What it means to be Canadian and/or live in a place called Canada is not always entirely clear and may depend on where, when, and who you ask. GEOG 1180 explores Canada’s identities, regions, and natural and cultural landscapes. Using the concepts and methods of regional geography, this course examines Canada both as a world region and as a country with distinct regions. A central focus is comparing and contrasting Canada’s regions when it comes to key geographic issues. Topics may include the colonial present, place-based identities and regionalism, resource mega-developments, physiography and biogeography, climate change, fisheries collapse, immigration and multiculturalism, urban Indigeneities, reconciliation movements, demographic changes, and/or urbanization and urban change.
Canada’s physical geographies
- Images of Canada from within and without
- Approaches to the geography of Canada
- Regions and regional geography
- Geographical scale
- Core-Periphery Model
- Mapping Canada
Colonialism and resettlement
Population and social geographies
- Indigenous geographies
- European exploration
- Settler colonialism and dispossession
- Historical geographies of slavery
- Early Asian immigration
- Constructing national identities
- Demographic analysis
- Population distribution
Regions of Canada
- Colonial economies
- Resource development
- Tertiary and quaternary industries
- Treaties and consultation
- Economic globalization
Review and conclusions
- Nationalism and regionalism
- Regional analysis and comparison
- Atlantic Canada
- Western Canada
- British Columbia
- The North
- Regionalism and nationalism
- Canada in global context
Methods of Instruction
The course will employ a variety of instructional methods to accomplish its objectives, including some of the following: lecture, labs, field work, DVDs/videos and animations, individual and/or team projects, small group discussion, and map and air photo analysis.
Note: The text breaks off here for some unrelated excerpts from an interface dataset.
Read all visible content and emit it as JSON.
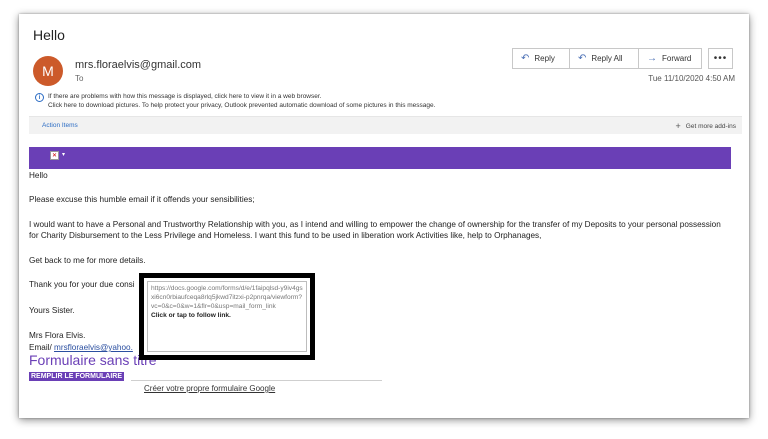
{
  "email": {
    "subject": "Hello",
    "avatar_initial": "M",
    "sender": "mrs.floraelvis@gmail.com",
    "to_label": "To",
    "timestamp": "Tue 11/10/2020 4:50 AM"
  },
  "actions": {
    "reply": "Reply",
    "reply_all": "Reply All",
    "forward": "Forward",
    "more": "•••"
  },
  "info": {
    "line1": "If there are problems with how this message is displayed, click here to view it in a web browser.",
    "line2": "Click here to download pictures. To help protect your privacy, Outlook prevented automatic download of some pictures in this message."
  },
  "addins": {
    "action_items": "Action Items",
    "get_more": "Get more add-ins"
  },
  "body": {
    "hello": "Hello",
    "excuse": "Please excuse this humble email if it offends your sensibilities;",
    "para1": "I would want to have a Personal and Trustworthy Relationship with you, as I intend and willing to empower the change of ownership for the transfer of my Deposits to your personal possession for Charity Disbursement to the Less Privilege and Homeless. I want this fund to be used in liberation work Activities like, help to Orphanages,",
    "back": "Get back to me for more details.",
    "thanks": "Thank you for your due consi",
    "yours": "Yours Sister.",
    "mrs": "Mrs Flora Elvis.",
    "email_label": "Email/",
    "email_link": "mrsfloraelvis@yahoo."
  },
  "form": {
    "title": "Formulaire sans titre",
    "fill_button": "REMPLIR LE FORMULAIRE",
    "create_link": "Créer votre propre formulaire Google"
  },
  "tooltip": {
    "url": "https://docs.google.com/forms/d/e/1faipqlsd-y9iv4gsxi6cn0rbiaufceqa8rlq5jkwd7itzxi-p2pnrqa/viewform?vc=0&c=0&w=1&flr=0&usp=mail_form_link",
    "hint": "Click or tap to follow link."
  },
  "colors": {
    "banner": "#6a3fb6",
    "avatar": "#cc5a2a",
    "link": "#2b6cc4"
  }
}
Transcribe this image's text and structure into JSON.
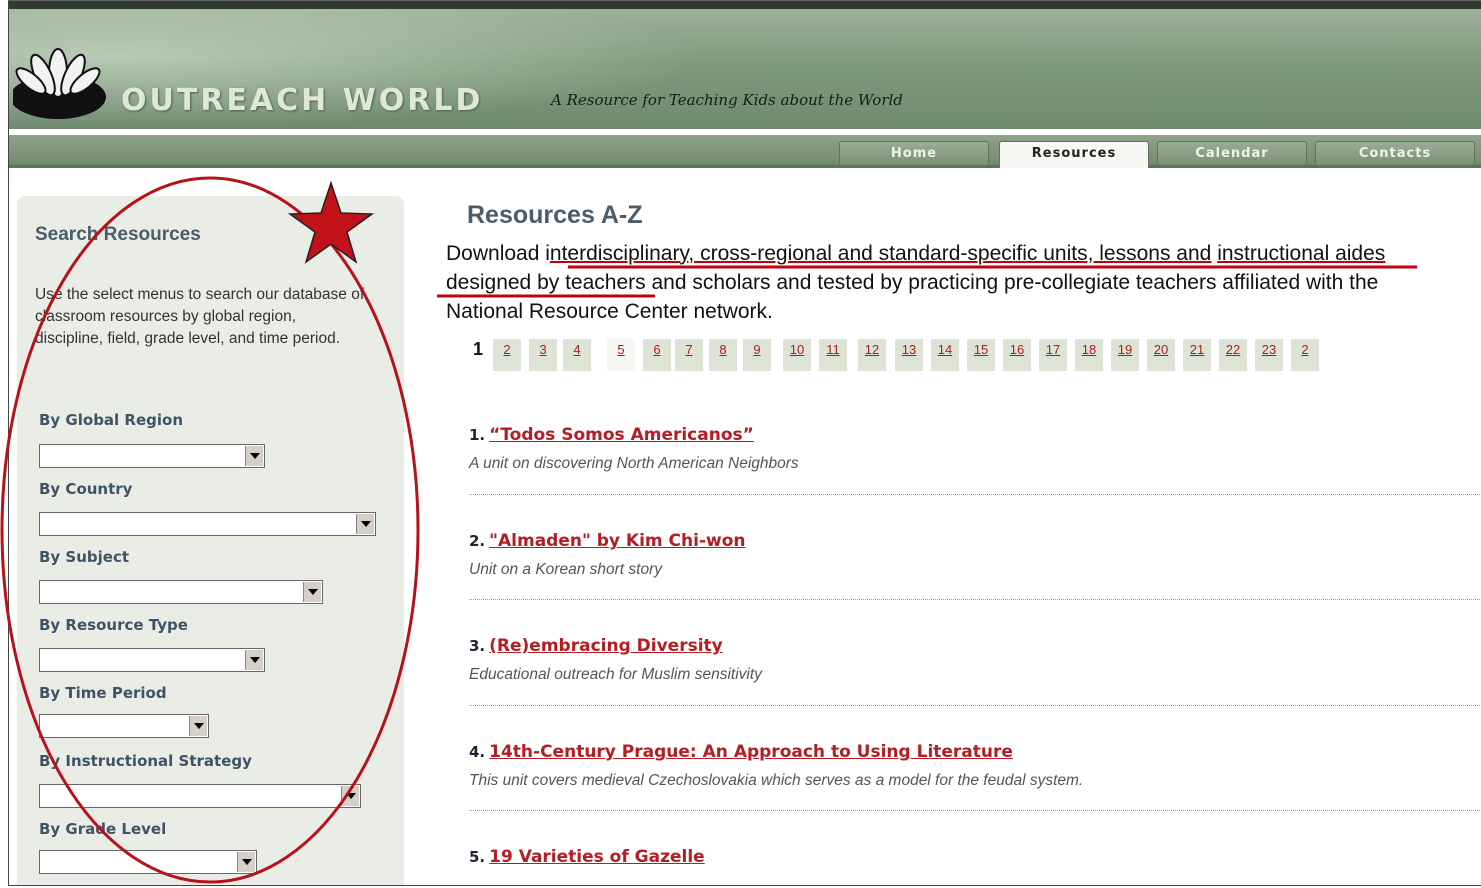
{
  "header": {
    "site_name": "OUTREACH WORLD",
    "tagline": "A Resource for Teaching Kids about the World"
  },
  "nav": {
    "tabs": [
      {
        "label": "Home",
        "active": false
      },
      {
        "label": "Resources",
        "active": true
      },
      {
        "label": "Calendar",
        "active": false
      },
      {
        "label": "Contacts",
        "active": false
      }
    ]
  },
  "sidebar": {
    "title": "Search Resources",
    "description": "Use the select menus to search our database of classroom resources by global region, discipline, field, grade level, and time period.",
    "filters": [
      {
        "label": "By Global Region",
        "value": ""
      },
      {
        "label": "By Country",
        "value": ""
      },
      {
        "label": "By Subject",
        "value": ""
      },
      {
        "label": "By Resource Type",
        "value": ""
      },
      {
        "label": "By Time Period",
        "value": ""
      },
      {
        "label": "By Instructional Strategy",
        "value": ""
      },
      {
        "label": "By Grade Level",
        "value": ""
      }
    ]
  },
  "main": {
    "title": "Resources A-Z",
    "desc_prefix": "Download i",
    "desc_underlined_1": "nterdisciplinary, cross-regional and standard-specific units, lessons and",
    "desc_underlined_2": "instructional aides ",
    "desc_suffix": "designed by teachers and scholars and tested by practicing pre-collegiate teachers affiliated with the National Resource Center network.",
    "pagination": {
      "current": "1",
      "pages": [
        "2",
        "3",
        "4",
        "5",
        "6",
        "7",
        "8",
        "9",
        "10",
        "11",
        "12",
        "13",
        "14",
        "15",
        "16",
        "17",
        "18",
        "19",
        "20",
        "21",
        "22",
        "23",
        "2"
      ]
    },
    "resources": [
      {
        "number": "1.",
        "title": "“Todos Somos Americanos”",
        "subtitle": "A unit on discovering North American Neighbors"
      },
      {
        "number": "2.",
        "title": "\"Almaden\" by Kim Chi-won",
        "subtitle": "Unit on a Korean short story"
      },
      {
        "number": "3.",
        "title": "(Re)embracing Diversity",
        "subtitle": "Educational outreach for Muslim sensitivity"
      },
      {
        "number": "4.",
        "title": "14th-Century Prague: An Approach to Using Literature",
        "subtitle": "This unit covers medieval Czechoslovakia which serves as a model for the feudal system."
      },
      {
        "number": "5.",
        "title": "19 Varieties of Gazelle",
        "subtitle": ""
      }
    ]
  },
  "colors": {
    "annotation_red": "#b5121b",
    "link_red": "#b41d24",
    "banner_green": "#7f9a7e",
    "sidebar_bg": "#eaede5"
  },
  "icons": {
    "logo": "lotus-logo-icon",
    "annotation_star": "star-icon",
    "select_arrow": "chevron-down-icon"
  }
}
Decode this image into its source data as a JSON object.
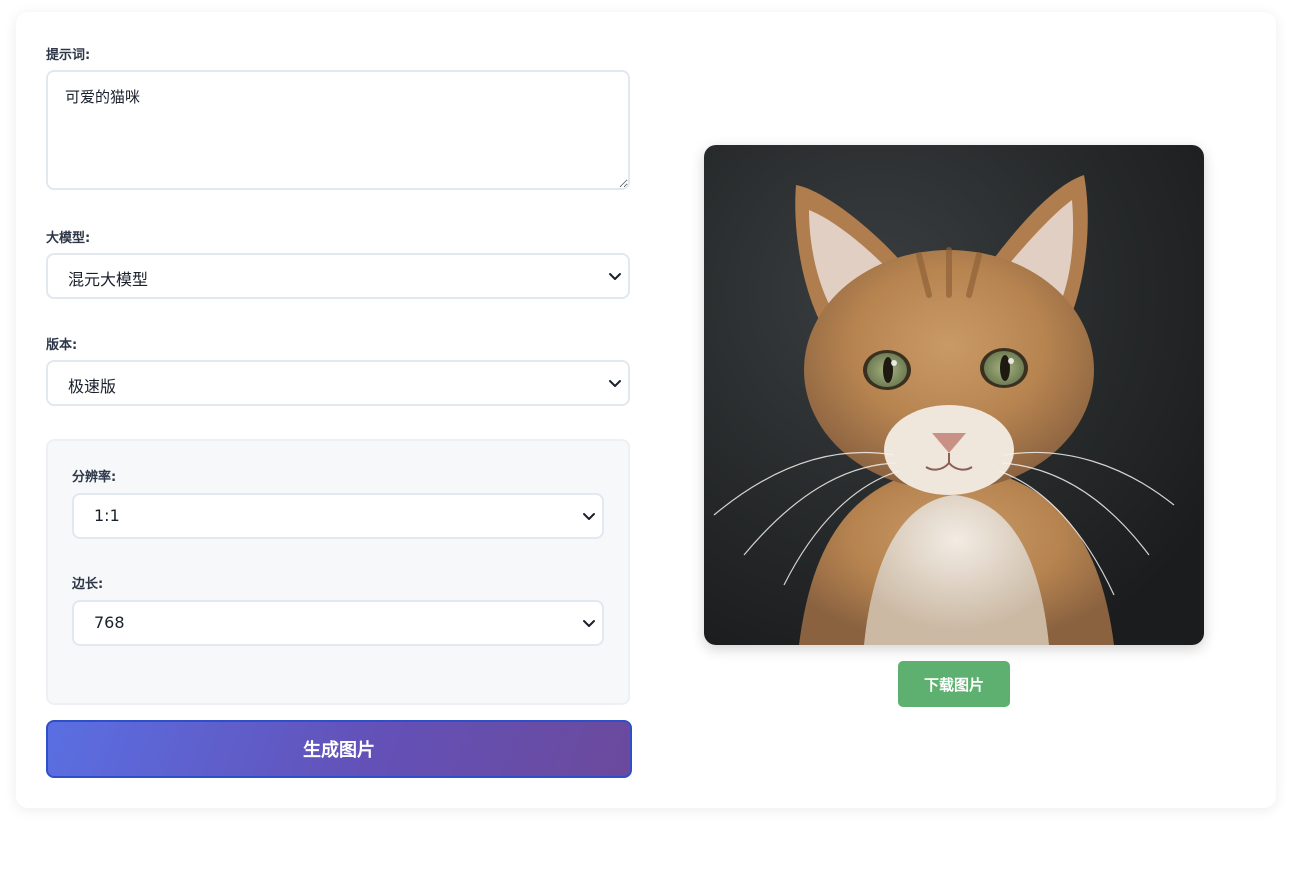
{
  "prompt": {
    "label": "提示词:",
    "value": "可爱的猫咪"
  },
  "model": {
    "label": "大模型:",
    "selected": "混元大模型"
  },
  "version": {
    "label": "版本:",
    "selected": "极速版"
  },
  "advanced": {
    "resolution": {
      "label": "分辨率:",
      "selected": "1:1"
    },
    "side_length": {
      "label": "边长:",
      "selected": "768"
    }
  },
  "generate_button": {
    "label": "生成图片"
  },
  "download_button": {
    "label": "下载图片"
  },
  "image": {
    "subject": "cat-photo"
  },
  "colors": {
    "accent_gradient_start": "#5a6fe2",
    "accent_gradient_end": "#6b4a9c",
    "download": "#5db06f"
  }
}
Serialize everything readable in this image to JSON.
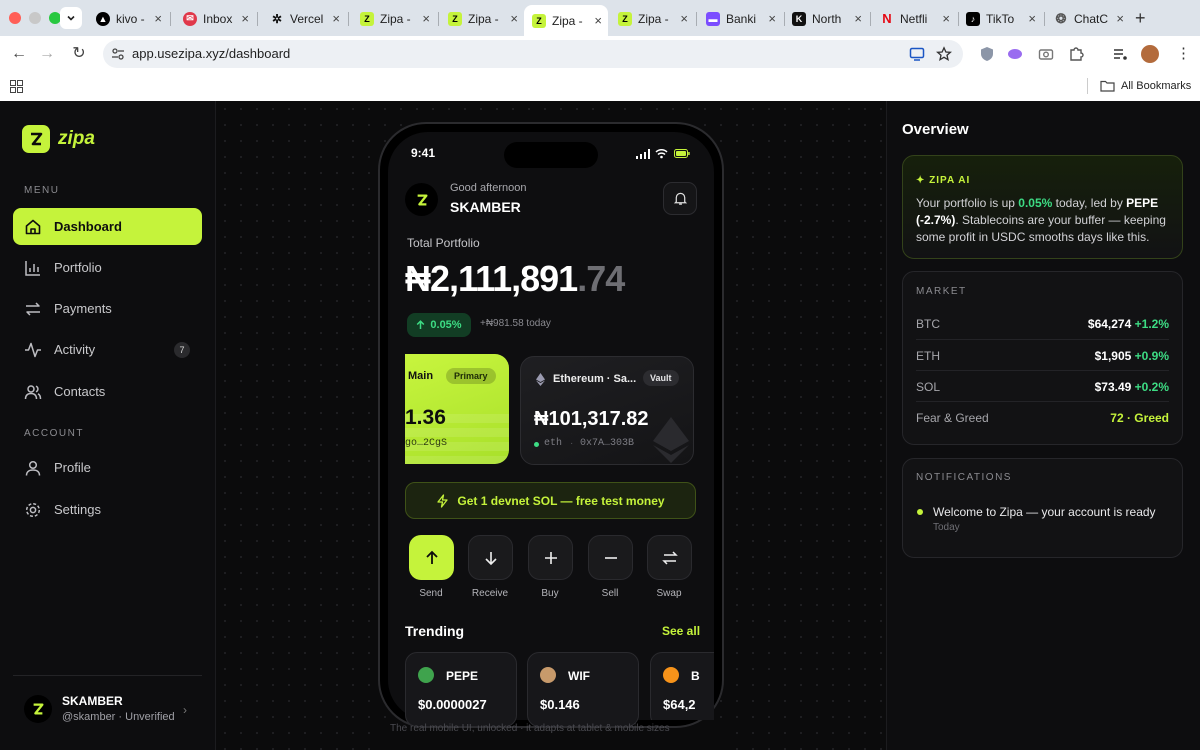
{
  "browser": {
    "tabs": [
      {
        "label": "kivo -",
        "icon": "triangle-icon"
      },
      {
        "label": "Inbox",
        "icon": "mail-icon"
      },
      {
        "label": "Vercel",
        "icon": "vercel-icon"
      },
      {
        "label": "Zipa -",
        "icon": "zipa-icon"
      },
      {
        "label": "Zipa -",
        "icon": "zipa-icon"
      },
      {
        "label": "Zipa -",
        "icon": "zipa-icon",
        "active": true
      },
      {
        "label": "Zipa -",
        "icon": "zipa-icon"
      },
      {
        "label": "Banki",
        "icon": "bank-icon"
      },
      {
        "label": "North",
        "icon": "k-icon"
      },
      {
        "label": "Netfli",
        "icon": "netflix-icon"
      },
      {
        "label": "TikTo",
        "icon": "tiktok-icon"
      },
      {
        "label": "ChatC",
        "icon": "chatgpt-icon"
      }
    ],
    "url": "app.usezipa.xyz/dashboard",
    "bookmarks_label": "All Bookmarks"
  },
  "sidebar": {
    "brand": "zipa",
    "menu_label": "MENU",
    "account_label": "ACCOUNT",
    "menu_items": [
      {
        "label": "Dashboard",
        "icon": "home-icon",
        "active": true
      },
      {
        "label": "Portfolio",
        "icon": "bar-chart-icon"
      },
      {
        "label": "Payments",
        "icon": "transfer-icon"
      },
      {
        "label": "Activity",
        "icon": "pulse-icon",
        "badge": "7"
      },
      {
        "label": "Contacts",
        "icon": "users-icon"
      }
    ],
    "account_items": [
      {
        "label": "Profile",
        "icon": "user-icon"
      },
      {
        "label": "Settings",
        "icon": "gear-icon"
      }
    ],
    "user": {
      "name": "SKAMBER",
      "sub": "@skamber · Unverified"
    }
  },
  "phone": {
    "time": "9:41",
    "greeting": "Good afternoon",
    "name": "SKAMBER",
    "portfolio_label": "Total Portfolio",
    "portfolio_whole": "₦2,111,891",
    "portfolio_decimal": ".74",
    "change_pct": "0.05%",
    "change_today": "+₦981.58 today",
    "card_main": {
      "label": "Main",
      "tag": "Primary",
      "amount": "1.36",
      "address": "go…2CgS"
    },
    "card_eth": {
      "label": "Ethereum · Sa...",
      "tag": "Vault",
      "amount": "₦101,317.82",
      "network": "eth",
      "address": "0x7A…303B"
    },
    "faucet": "Get 1 devnet SOL — free test money",
    "actions": [
      "Send",
      "Receive",
      "Buy",
      "Sell",
      "Swap"
    ],
    "trending_title": "Trending",
    "see_all": "See all",
    "trending": [
      {
        "symbol": "PEPE",
        "price": "$0.0000027",
        "color": "#3fa34d"
      },
      {
        "symbol": "WIF",
        "price": "$0.146",
        "color": "#c79a6b"
      },
      {
        "symbol": "B",
        "price": "$64,2",
        "color": "#f7931a"
      }
    ],
    "caption": "The real mobile UI, unlocked · it adapts at tablet & mobile sizes"
  },
  "overview": {
    "title": "Overview",
    "ai_label": "✦ ZIPA AI",
    "ai_text_1": "Your portfolio is up ",
    "ai_pct": "0.05%",
    "ai_text_2": " today, led by ",
    "ai_lead": "PEPE (-2.7%)",
    "ai_text_3": ". Stablecoins are your buffer — keeping some profit in USDC smooths days like this.",
    "market_label": "MARKET",
    "market": [
      {
        "name": "BTC",
        "price": "$64,274",
        "change": "+1.2%"
      },
      {
        "name": "ETH",
        "price": "$1,905",
        "change": "+0.9%"
      },
      {
        "name": "SOL",
        "price": "$73.49",
        "change": "+0.2%"
      }
    ],
    "fear_label": "Fear & Greed",
    "fear_value": "72 · Greed",
    "notifications_label": "NOTIFICATIONS",
    "notification": {
      "text": "Welcome to Zipa — your account is ready",
      "time": "Today"
    }
  },
  "colors": {
    "accent": "#c5f33b",
    "positive": "#3ddc84",
    "background": "#0b0b0c"
  }
}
Where the course is offered in a hybrid format, students will complete over 50% of the course material online and outside of the classroom in a self-directed manner.
Means of Assessment
Evaluation will be based on course objectives and will be carried out in accordance with the Douglas College Evaluation Policy. The instructor will provide a written course outline with specific criteria during the first week of classes.
An example of a possible evaluation scheme would be: Journal 20%, Map exercises 20%, Project 15%, Mid-term exam 20%, Final exam 25%
At the conclusion of the course the successful student will be able to:
- Synthesize the concepts and techniques of regional geography.
- Communicate effectively orally, graphically, in writing, and using quantitative methods.
- Create, interpret, analyze, and utilize maps.
- Evaluate and make informed decisions about contemporary Canadian issues using the methodologies, concepts, and techniques of regional geography.
Course Guidelines for previous years are viewable by selecting the version desired. If you took this course and do not see a listing for the starting semester/year of the course, consider the previous version as the applicable version.
Below shows how this course and its credits transfer within the BC transfer system.
A course is considered university-transferable (UT) if it transfers to at least one of the five research universities in British Columbia: University of British Columbia; University of British Columbia-Okanagan; Simon Fraser University; University of Victoria; and the University of Northern British Columbia.
For more information on transfer visit the BC Transfer Guide and BCCAT websites.
If your course prerequisites indicate that you need an assessment, please see our Assessment page for more information.